North Carolina’s largest tree following the formula—with 558 points—is a bald cypress in Martin County. The massive wetlands tree is 76 feet tall and an incredible 468 inches in circumference.

Although the state program doesn’t offer any official protection to the trees, the City of Charlotte’s tree ordinance provides some protection to some Champion Trees, according to Laurie Reid, the city’s urban forestry supervisor.

Whether a tree has protection under the city ordinance is complicated and depends in part on whether it’s classified as commercial or is on a single-family lot. Reid said if the city’s tree ordinance applies, then removing or pruning a heritage tree—one listed in the N.C. Champion Big Tree list, the American Forest Association’s Champion Tree list, or any tree that would measure 80 percent of the points of a tree on the N.C. list—requires approval and a permit.

Because of the legal complexities, the city recommends property owners consult the city’s urban forestry and tree management department before taking action if a large tree is involved.

In addition, residents of local historic districts such as Dilworth or Fourth Ward should know that pruning or removing a tree within the historic district might need review and approval by the Historic District Commission.

While no funds are available to preserve or maintain the state’s champion trees, the trees’ owners receive a certificate and bragging rights to the largest species in the state. The Forest Service does not check whether trees are lost or damaged after they’re designated, depending instead on self-reporting. It re-verifies only if a champion is challenged by another nominated tree.

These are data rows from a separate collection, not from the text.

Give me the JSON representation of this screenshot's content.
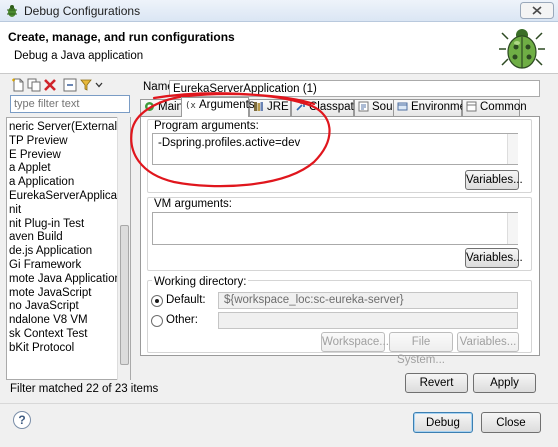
{
  "window": {
    "title": "Debug Configurations",
    "header_title": "Create, manage, and run configurations",
    "header_subtitle": "Debug a Java application"
  },
  "left_pane": {
    "filter_placeholder": "type filter text",
    "tree_items": [
      "neric Server(External Launc",
      "TP Preview",
      "E Preview",
      "a Applet",
      "a Application",
      "EurekaServerApplication (",
      "nit",
      "nit Plug-in Test",
      "aven Build",
      "de.js Application",
      "Gi Framework",
      "mote Java Application",
      "mote JavaScript",
      "no JavaScript",
      "ndalone V8 VM",
      "sk Context Test",
      "bKit Protocol"
    ],
    "status": "Filter matched 22 of 23 items"
  },
  "config": {
    "name_label": "Name:",
    "name_value": "EurekaServerApplication (1)",
    "tabs": [
      "Main",
      "Arguments",
      "JRE",
      "Classpath",
      "Source",
      "Environment",
      "Common"
    ],
    "active_tab": "Arguments",
    "program_args_label": "Program arguments:",
    "program_args_value": "-Dspring.profiles.active=dev",
    "vm_args_label": "VM arguments:",
    "vm_args_value": "",
    "variables_button": "Variables...",
    "working_dir": {
      "label": "Working directory:",
      "default_label": "Default:",
      "default_value": "${workspace_loc:sc-eureka-server}",
      "other_label": "Other:",
      "other_value": "",
      "selected": "Default",
      "workspace_button": "Workspace...",
      "filesystem_button": "File System...",
      "variables_button": "Variables..."
    },
    "revert_button": "Revert",
    "apply_button": "Apply"
  },
  "footer": {
    "help_symbol": "?",
    "debug_button": "Debug",
    "close_button": "Close"
  },
  "colors": {
    "annotation": "#e0161d",
    "window_bg": "#f0f0f0",
    "field_border": "#7a9cc5"
  }
}
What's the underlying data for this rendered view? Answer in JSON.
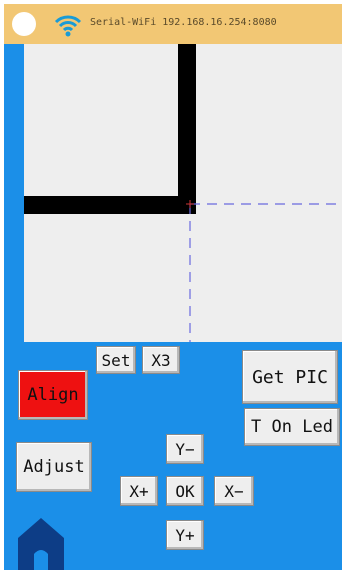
{
  "status": {
    "text": "Serial-WiFi 192.168.16.254:8080"
  },
  "controls": {
    "set_label": "Set",
    "x3_label": "X3",
    "align_label": "Align",
    "get_pic_label": "Get PIC",
    "led_label": "T On Led",
    "adjust_label": "Adjust",
    "y_minus_label": "Y−",
    "x_plus_label": "X+",
    "ok_label": "OK",
    "x_minus_label": "X−",
    "y_plus_label": "Y+"
  },
  "colors": {
    "background": "#1b8fe8",
    "status_bar": "#f2c774",
    "align_active": "#ee1111",
    "crosshair": "#6a6adf"
  },
  "icons": [
    "wifi-icon",
    "home-icon"
  ]
}
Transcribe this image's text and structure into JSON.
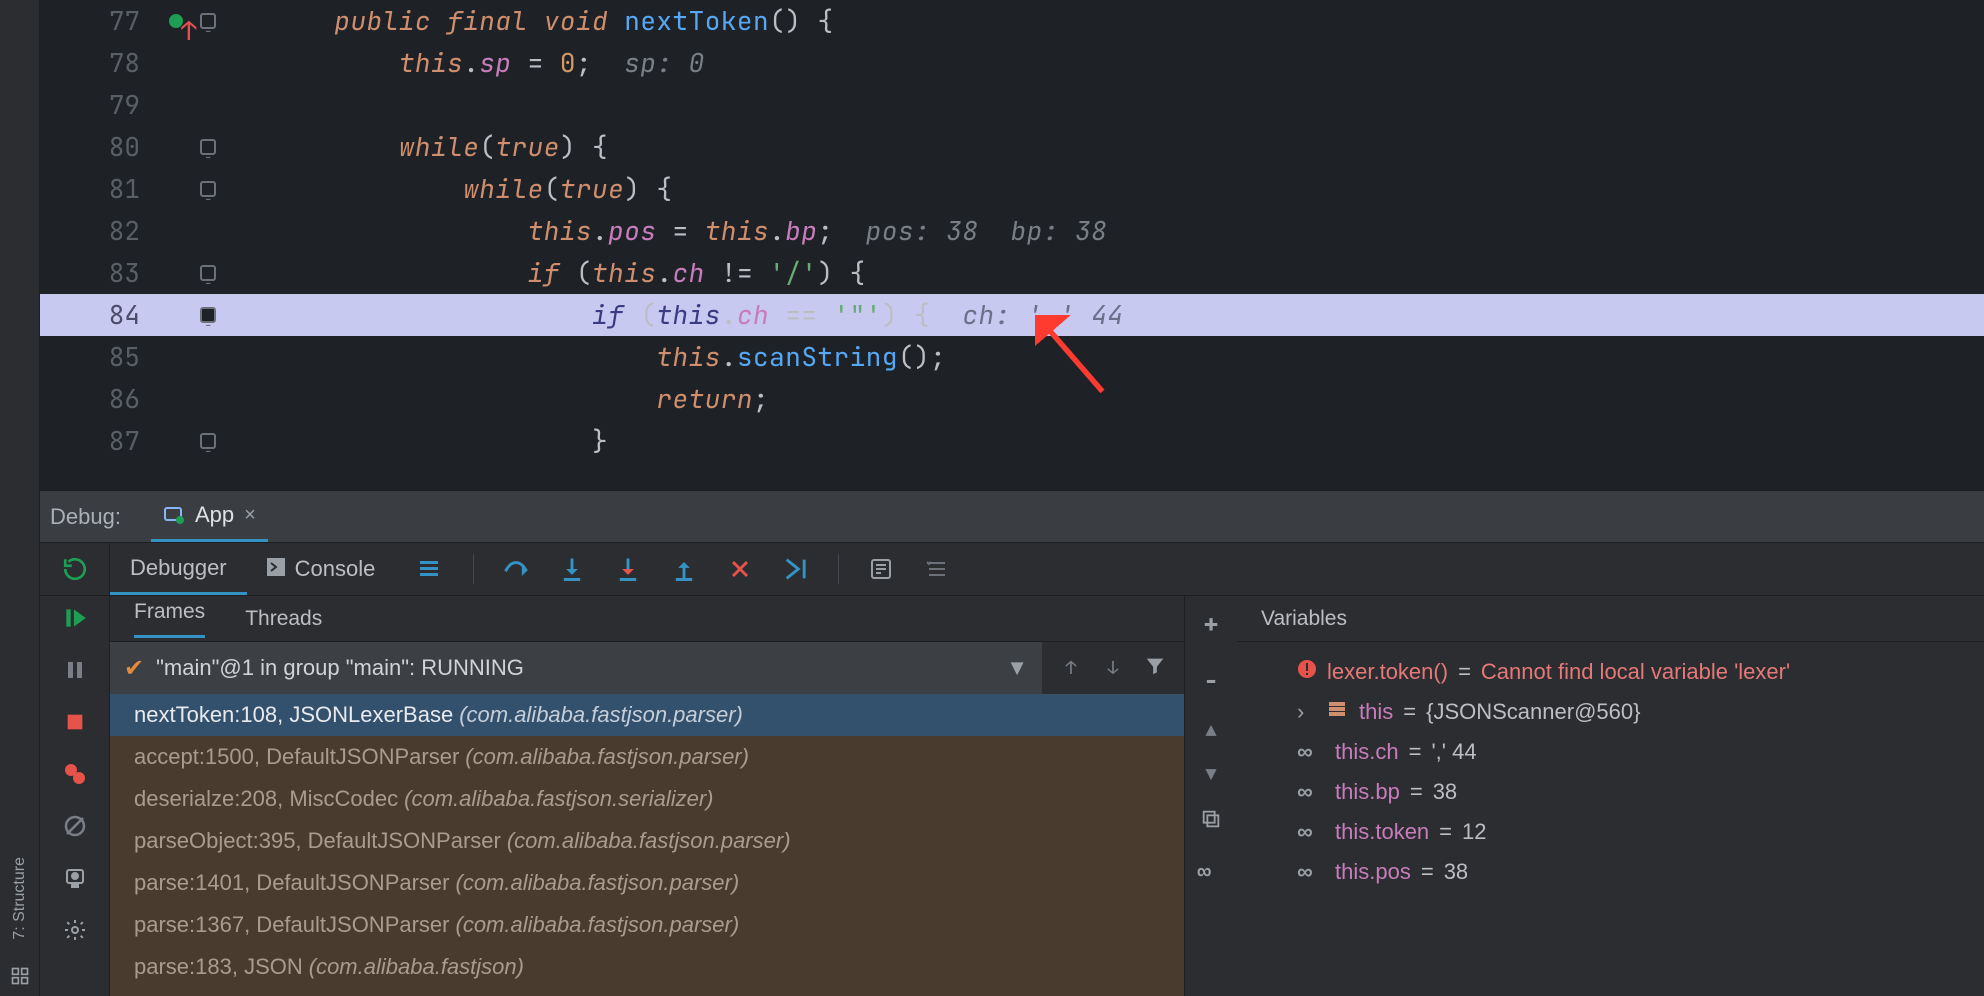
{
  "left_strip": {
    "structure_label": "7: Structure"
  },
  "editor": {
    "lines": [
      {
        "num": 77,
        "hasVcs": true,
        "fold": true,
        "tokens": [
          {
            "cls": "kw",
            "t": "public "
          },
          {
            "cls": "kw",
            "t": "final "
          },
          {
            "cls": "type",
            "t": "void "
          },
          {
            "cls": "mname",
            "t": "nextToken"
          },
          {
            "cls": "pn",
            "t": "() {"
          }
        ],
        "indent": 4
      },
      {
        "num": 78,
        "tokens": [
          {
            "cls": "kw2",
            "t": "this"
          },
          {
            "cls": "op",
            "t": "."
          },
          {
            "cls": "field",
            "t": "sp"
          },
          {
            "cls": "op",
            "t": " = "
          },
          {
            "cls": "num",
            "t": "0"
          },
          {
            "cls": "pn",
            "t": ";"
          }
        ],
        "hint": "  sp: 0",
        "indent": 8
      },
      {
        "num": 79,
        "tokens": [],
        "indent": 8
      },
      {
        "num": 80,
        "fold": true,
        "tokens": [
          {
            "cls": "kw2",
            "t": "while"
          },
          {
            "cls": "pn",
            "t": "("
          },
          {
            "cls": "kw2",
            "t": "true"
          },
          {
            "cls": "pn",
            "t": ") {"
          }
        ],
        "indent": 8
      },
      {
        "num": 81,
        "fold": true,
        "tokens": [
          {
            "cls": "kw2",
            "t": "while"
          },
          {
            "cls": "pn",
            "t": "("
          },
          {
            "cls": "kw2",
            "t": "true"
          },
          {
            "cls": "pn",
            "t": ") {"
          }
        ],
        "indent": 12
      },
      {
        "num": 82,
        "tokens": [
          {
            "cls": "kw2",
            "t": "this"
          },
          {
            "cls": "op",
            "t": "."
          },
          {
            "cls": "field",
            "t": "pos"
          },
          {
            "cls": "op",
            "t": " = "
          },
          {
            "cls": "kw2",
            "t": "this"
          },
          {
            "cls": "op",
            "t": "."
          },
          {
            "cls": "field",
            "t": "bp"
          },
          {
            "cls": "pn",
            "t": ";"
          }
        ],
        "hint": "  pos: 38  bp: 38",
        "indent": 16
      },
      {
        "num": 83,
        "fold": true,
        "tokens": [
          {
            "cls": "kw2",
            "t": "if "
          },
          {
            "cls": "pn",
            "t": "("
          },
          {
            "cls": "kw2",
            "t": "this"
          },
          {
            "cls": "op",
            "t": "."
          },
          {
            "cls": "field",
            "t": "ch"
          },
          {
            "cls": "op",
            "t": " != "
          },
          {
            "cls": "str",
            "t": "'/'"
          },
          {
            "cls": "pn",
            "t": ") {"
          }
        ],
        "indent": 16
      },
      {
        "num": 84,
        "hl": true,
        "fold": true,
        "tokens": [
          {
            "cls": "kw",
            "t": "if "
          },
          {
            "cls": "pn",
            "t": "("
          },
          {
            "cls": "kw",
            "t": "this"
          },
          {
            "cls": "op",
            "t": "."
          },
          {
            "cls": "field",
            "t": "ch"
          },
          {
            "cls": "op",
            "t": " == "
          },
          {
            "cls": "str",
            "t": "'\"'"
          },
          {
            "cls": "pn",
            "t": ") {"
          }
        ],
        "hint": "  ch: ',' 44",
        "indent": 20
      },
      {
        "num": 85,
        "tokens": [
          {
            "cls": "kw2",
            "t": "this"
          },
          {
            "cls": "op",
            "t": "."
          },
          {
            "cls": "mname",
            "t": "scanString"
          },
          {
            "cls": "pn",
            "t": "();"
          }
        ],
        "indent": 24
      },
      {
        "num": 86,
        "tokens": [
          {
            "cls": "kw2",
            "t": "return"
          },
          {
            "cls": "pn",
            "t": ";"
          }
        ],
        "indent": 24
      },
      {
        "num": 87,
        "fold": true,
        "tokens": [
          {
            "cls": "pn",
            "t": "}"
          }
        ],
        "indent": 20
      }
    ]
  },
  "debug_strip": {
    "label": "Debug:",
    "tab_name": "App"
  },
  "dbg_toolbar": {
    "tabs": [
      "Debugger",
      "Console"
    ]
  },
  "frames": {
    "tabs": [
      "Frames",
      "Threads"
    ],
    "thread": "\"main\"@1 in group \"main\": RUNNING",
    "items": [
      {
        "title": "nextToken:108, JSONLexerBase",
        "pkg": "(com.alibaba.fastjson.parser)",
        "active": true
      },
      {
        "title": "accept:1500, DefaultJSONParser",
        "pkg": "(com.alibaba.fastjson.parser)"
      },
      {
        "title": "deserialze:208, MiscCodec",
        "pkg": "(com.alibaba.fastjson.serializer)"
      },
      {
        "title": "parseObject:395, DefaultJSONParser",
        "pkg": "(com.alibaba.fastjson.parser)"
      },
      {
        "title": "parse:1401, DefaultJSONParser",
        "pkg": "(com.alibaba.fastjson.parser)"
      },
      {
        "title": "parse:1367, DefaultJSONParser",
        "pkg": "(com.alibaba.fastjson.parser)"
      },
      {
        "title": "parse:183, JSON",
        "pkg": "(com.alibaba.fastjson)"
      }
    ]
  },
  "variables": {
    "header": "Variables",
    "rows": [
      {
        "kind": "error",
        "name": "lexer.token()",
        "val": "Cannot find local variable 'lexer'"
      },
      {
        "kind": "obj",
        "exp": true,
        "name": "this",
        "val": "{JSONScanner@560}"
      },
      {
        "kind": "watch",
        "name": "this.ch",
        "val": "',' 44"
      },
      {
        "kind": "watch",
        "name": "this.bp",
        "val": "38"
      },
      {
        "kind": "watch",
        "name": "this.token",
        "val": "12"
      },
      {
        "kind": "watch",
        "name": "this.pos",
        "val": "38"
      }
    ]
  }
}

“The program helps place focus on the value and benefit of trees to our communities,” said Moore. “They provide shade, wildlife habitat, help improve water and air quality, and add beauty. It draws attention to the importance trees play in our everyday lives.”

The searchable database, including a complete listing of Mecklenburg County Champion Big trees is found here.

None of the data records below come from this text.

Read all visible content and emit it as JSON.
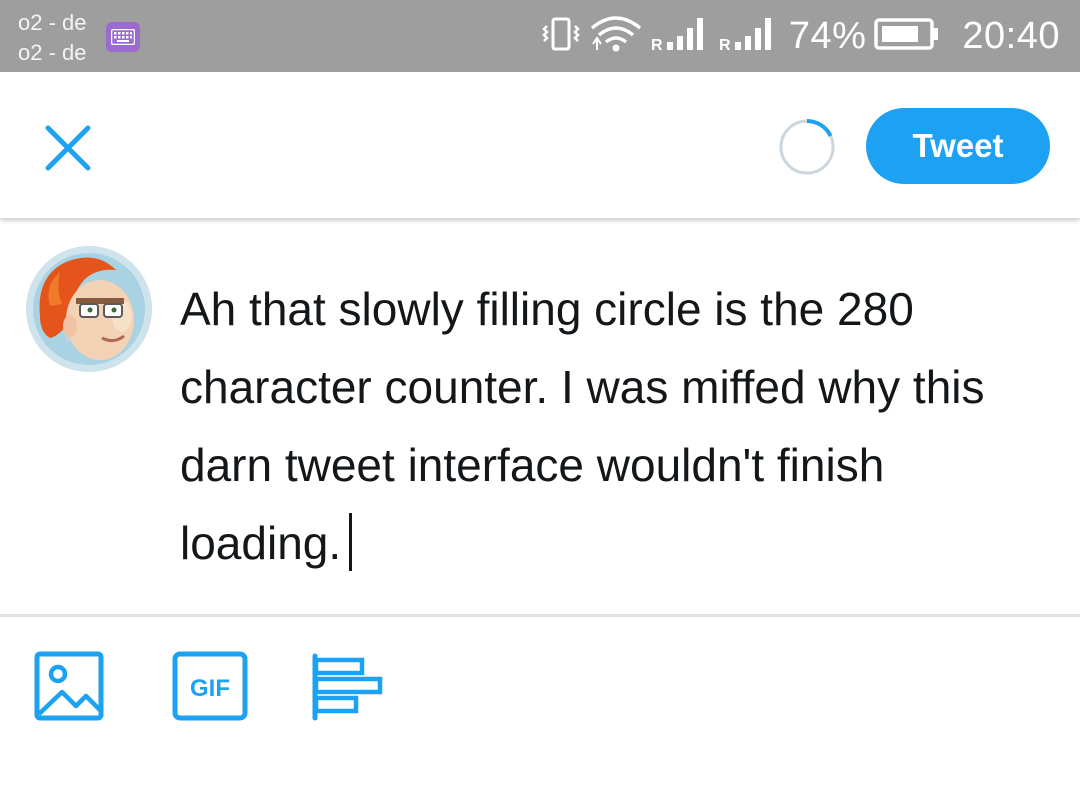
{
  "status_bar": {
    "carrier_line1": "o2 - de",
    "carrier_line2": "o2 - de",
    "roaming_label_1": "R",
    "roaming_label_2": "R",
    "battery_percent": "74%",
    "time": "20:40"
  },
  "header": {
    "tweet_button_label": "Tweet",
    "character_counter_fill": 0.18
  },
  "compose": {
    "text": "Ah that slowly filling circle is the 280 character counter. I was miffed why this darn tweet interface wouldn't finish loading."
  },
  "toolbar": {
    "gif_label": "GIF"
  },
  "colors": {
    "accent": "#1da1f2",
    "status_bar": "#9e9e9e",
    "text": "#14171a",
    "ring_track": "#ccd6dd"
  }
}
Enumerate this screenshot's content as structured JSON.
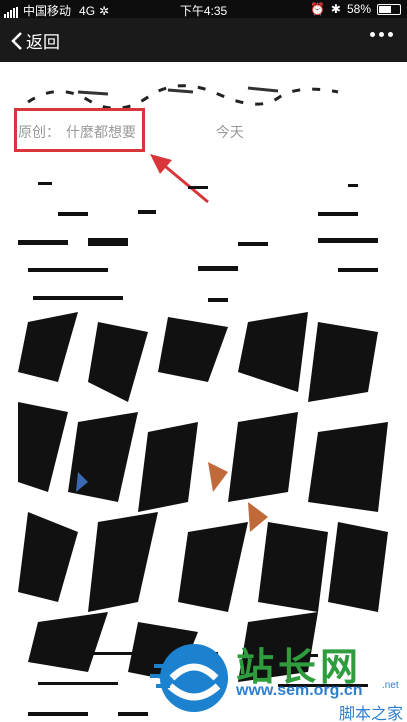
{
  "status_bar": {
    "carrier": "中国移动",
    "network": "4G",
    "time": "下午4:35",
    "battery": "58%",
    "battery_level": 0.58
  },
  "nav": {
    "back_label": "返回",
    "more_icon": "more-dots-icon"
  },
  "article": {
    "original_label": "原创：",
    "author": "什麼都想要",
    "date": "今天"
  },
  "annotation": {
    "highlight_color": "#d9363b"
  },
  "watermark": {
    "cn_title": "站长网",
    "url": "www.sem.org.cn",
    "net": ".net",
    "site": "脚本之家"
  }
}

Is a Champion Tree the same as a Treasure Tree?

Champion Japanese pagoda tree at Morrocroft. Photo: N.C. Forest Service
Champion Japanese pagoda tree at Morrocroft. Photo: N.C. Forest Service

Recognizing and celebrating spectacular trees isn’t the sole domain of formal state programs. Charlotte once had a Treasure Tree program, although it’s now inactive.

The Treasure Tree program was launched by a former project arborist with the City of Charlotte, Tom Martin. In the late 1980s with the help of a colleague, he developed Charlotte’s Treasure Tree program, spotlighting arboreal gems in Mecklenburg County while he was an urban forestry agent for the

North Carolina Cooperative Extension Service.

“We helped identify and track trees in the county that were of ecological or historical significance,” Martin said in a 2011 interview with the Charlotte Observer. He said the program was started to help create awareness of the value and importance the trees bring to the urban landscape.

“We recognized up to three trees of the same species as Treasure Trees if they were amongst the three largest of their species in the county or were within 80 percent of the state’s record size.”

The program attracted many supporters, notably Maggie Barker, a local teacher and tree lover who wrote a children’s book identifying area Treasure Trees.  Barker’s husband, Donald Booth, a retired research entomologist for a national tree service, was also a Treasure Tree enthusiast.

The program is receiving renewed interest today from The Queen’s Crown Initiative, a grassroots effort started by Patrick George, owner of Heartwood Tree Services in Charlotte, and arborist Patrick Anderson. Their goal is to improve and maintain Charlotte’s urban forest cover.  The Queens Crown project is mapping trees of significance in Charlotte.

TreesCharlotte, a local nonprofit organization committed to maintaining and expanding the Charlotte tree canopy, is working to support the Queens Crown initiative specifically through building upon the past Treasure Tree documentation.

“We’re excited to work to support these efforts,” said Dave Cable, executive director, TreesCharlotte. “We’re hopeful to attract volunteers who can work with us, identify new trees, and help share their stories.”

Find information here about volunteer opportunities with TreesCharlotte.

Michael J. Solender is a Charlotte-based freelance writer.